» Your task:
Pick out every line in the data below that holds "title".

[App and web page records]
= = = =

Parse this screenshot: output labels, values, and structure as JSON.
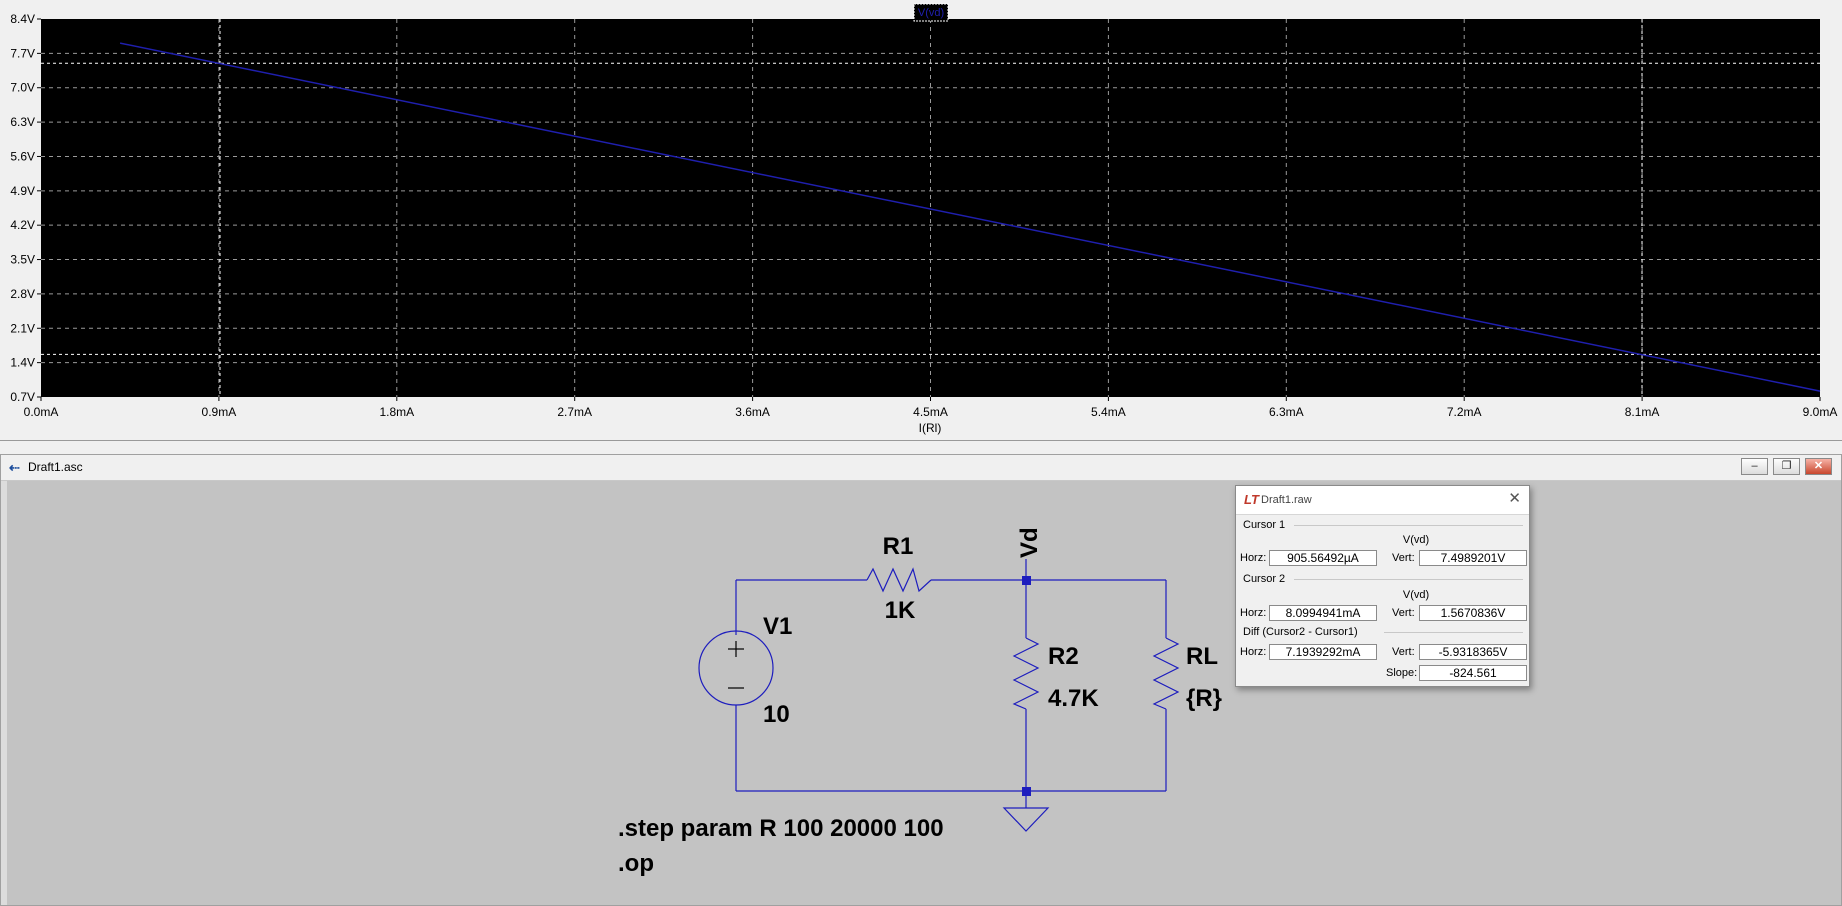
{
  "plot": {
    "trace_label": "V(vd)",
    "xlabel": "I(Rl)",
    "colors": {
      "background": "#000000",
      "grid": "#ffffff",
      "trace": "#1f1fae",
      "axes_text": "#000000"
    }
  },
  "chart_data": {
    "type": "line",
    "title": "V(vd)",
    "xlabel": "I(Rl)",
    "ylabel": "",
    "x_unit": "mA",
    "y_unit": "V",
    "xlim": [
      0.0,
      9.0
    ],
    "ylim": [
      0.7,
      8.4
    ],
    "x_ticks": [
      "0.0mA",
      "0.9mA",
      "1.8mA",
      "2.7mA",
      "3.6mA",
      "4.5mA",
      "5.4mA",
      "6.3mA",
      "7.2mA",
      "8.1mA",
      "9.0mA"
    ],
    "y_ticks": [
      "8.4V",
      "7.7V",
      "7.0V",
      "6.3V",
      "5.6V",
      "4.9V",
      "4.2V",
      "3.5V",
      "2.8V",
      "2.1V",
      "1.4V",
      "0.7V"
    ],
    "grid": true,
    "series": [
      {
        "name": "V(vd)",
        "x": [
          0.4,
          9.0
        ],
        "y": [
          7.91,
          0.82
        ]
      }
    ],
    "cursors": [
      {
        "name": "Cursor 1",
        "x": 0.905565,
        "y": 7.4989201
      },
      {
        "name": "Cursor 2",
        "x": 8.0994941,
        "y": 1.5670836
      }
    ]
  },
  "schematic_window": {
    "title": "Draft1.asc",
    "labels": {
      "R1": "R1",
      "R1_value": "1K",
      "R2": "R2",
      "R2_value": "4.7K",
      "RL": "RL",
      "RL_value": "{R}",
      "V1": "V1",
      "V1_value": "10",
      "net": "Vd"
    },
    "directives": [
      ".step param R 100 20000 100",
      ".op"
    ]
  },
  "cursor_dialog": {
    "title": "Draft1.raw",
    "cursor1": {
      "label": "Cursor 1",
      "trace": "V(vd)",
      "horz_label": "Horz:",
      "horz": "905.56492µA",
      "vert_label": "Vert:",
      "vert": "7.4989201V"
    },
    "cursor2": {
      "label": "Cursor 2",
      "trace": "V(vd)",
      "horz_label": "Horz:",
      "horz": "8.0994941mA",
      "vert_label": "Vert:",
      "vert": "1.5670836V"
    },
    "diff": {
      "label": "Diff (Cursor2 - Cursor1)",
      "horz_label": "Horz:",
      "horz": "7.1939292mA",
      "vert_label": "Vert:",
      "vert": "-5.9318365V",
      "slope_label": "Slope:",
      "slope": "-824.561"
    }
  }
}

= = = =

» Output for this exercise:
    "title": "V(vd)",
    "title": "Draft1.asc",
    "title": "Draft1.raw",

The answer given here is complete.